My best tip for making sure your plants don’t dry up is to keep water close at hand. I do this by finding nice-looking bottles, filling them up with water and putting them right where my plants are. That way I don’t have to go looking for the ewer when I’m in a rush. And on top of that, it looks really nice, and it increases the humidity, which a lot of houseplants like.
The two things that can go wrong with watering is (rather obviously) watering too little and watering too much.
Watering too little doesn’t just mean the plant doesn’t get the water it needs. It also means the soil dries up and becomes unable to actually soak up water the next time you remember to give it some. You’ll notice that, as you pour water on top of the soil, it just runs straight through or even down the inside walls of the pot and comes right out the bottom. To fix this, let the pot sit partially submerged in water for as long as it takes for it to get soaked, and then let it drain properly before putting it back on its saucer.
Watering too much is a very common problem for enthusiastic beginners. You want to show your plants you love them and you’re worried about underwatering, so you overwater instead! Thing is, if the soil is constantly soaked, the roots can’t get any air. Eventually they rot, and that is sure to kill the plant. Thankfully, it’s an easy problem to solve: Stop watering for a while until the soil dries up a little. This is also why you need pots with drainage holes.
If your plants dry up quickly, consider covering the soil. This prevents water from evaporating and also makes it look pretty. I use river sand (from an old aquarium) for my smaller plants and pine mulch for the bigger ones. You could also use perlite, Leca balls, regular sand, gravel – anything really, as long as it isn’t toxic and drains well.
If you have a problem with overwatering, get a potting mix that contains perlite, Leca, sand or something similar. Or consider putting Leca at the bottom of your pots. When growing cacti and succulents, you should definitely mix your soil with sand if you didn’t buy a special mix.
Plants like to shower! Leaves collect dust, and this clogs up their stomata – the pores they use to absorb air. Also, it makes them look, well, dusty. Just rinse them off every once in a while. I like to put as many of my plants as I can fit into the bathtub and then carefully shower them with cool water. Spritzing them liberally with a spray bottle will do in a pinch.
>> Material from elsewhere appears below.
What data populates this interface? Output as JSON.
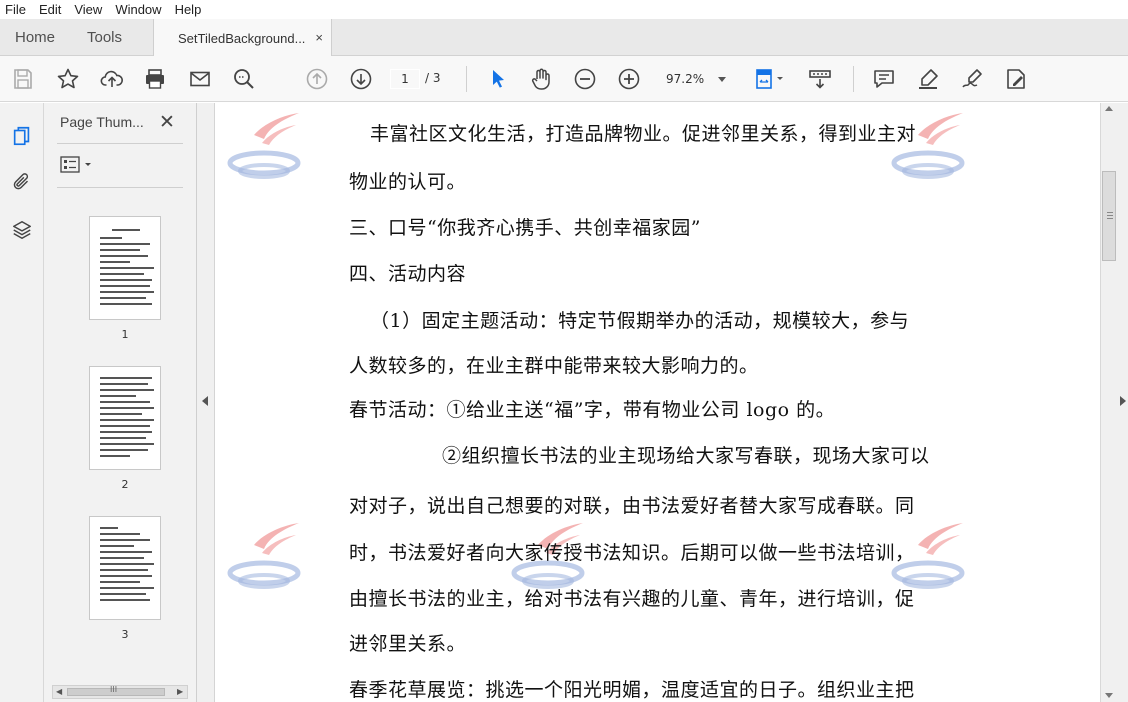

Plants will need to be repotted occasionally as they use up nutrients in the soil and fill their pots with roots, but don’t worry too much about it in the beginning. Most of the beginner plants will be quite happy without repotting for several years, especially if you feed them some fertiliser every now and then. By the way, no need to buy fertiliser – just mix one part urine with 19 parts water and use that. Pee is totally clean when it leaves the body and contains pretty much everything your plants need.
- Accept that plants will die sometimes. It doesn’t mean you’re a failure. Remember: If it’s worth doing, it’s worth doing poorly!
- Choose plants that are likely to survive in your home and that are suitable for beginners.
- Repot store-bought plants.
- Use pots with drainage holes in the bottom.
- Remember to water your plants – about once a week should do for most of them. Be wary of both of underwatering and overwatering, but don’t fret if it happens once in a while.
Now, get to it! I can’t say for sure that being surrounded by plants is good for the soul (mostly because I don’t believe in one), but I do believe there’s some evidence to suggest it’s good for air quality. So if nothing else, get some houseplants for the sake of your lungs. Good luck, and feel free to leave a comment if you have any questions!
More tips: Houseplants for Beginners – Follow-up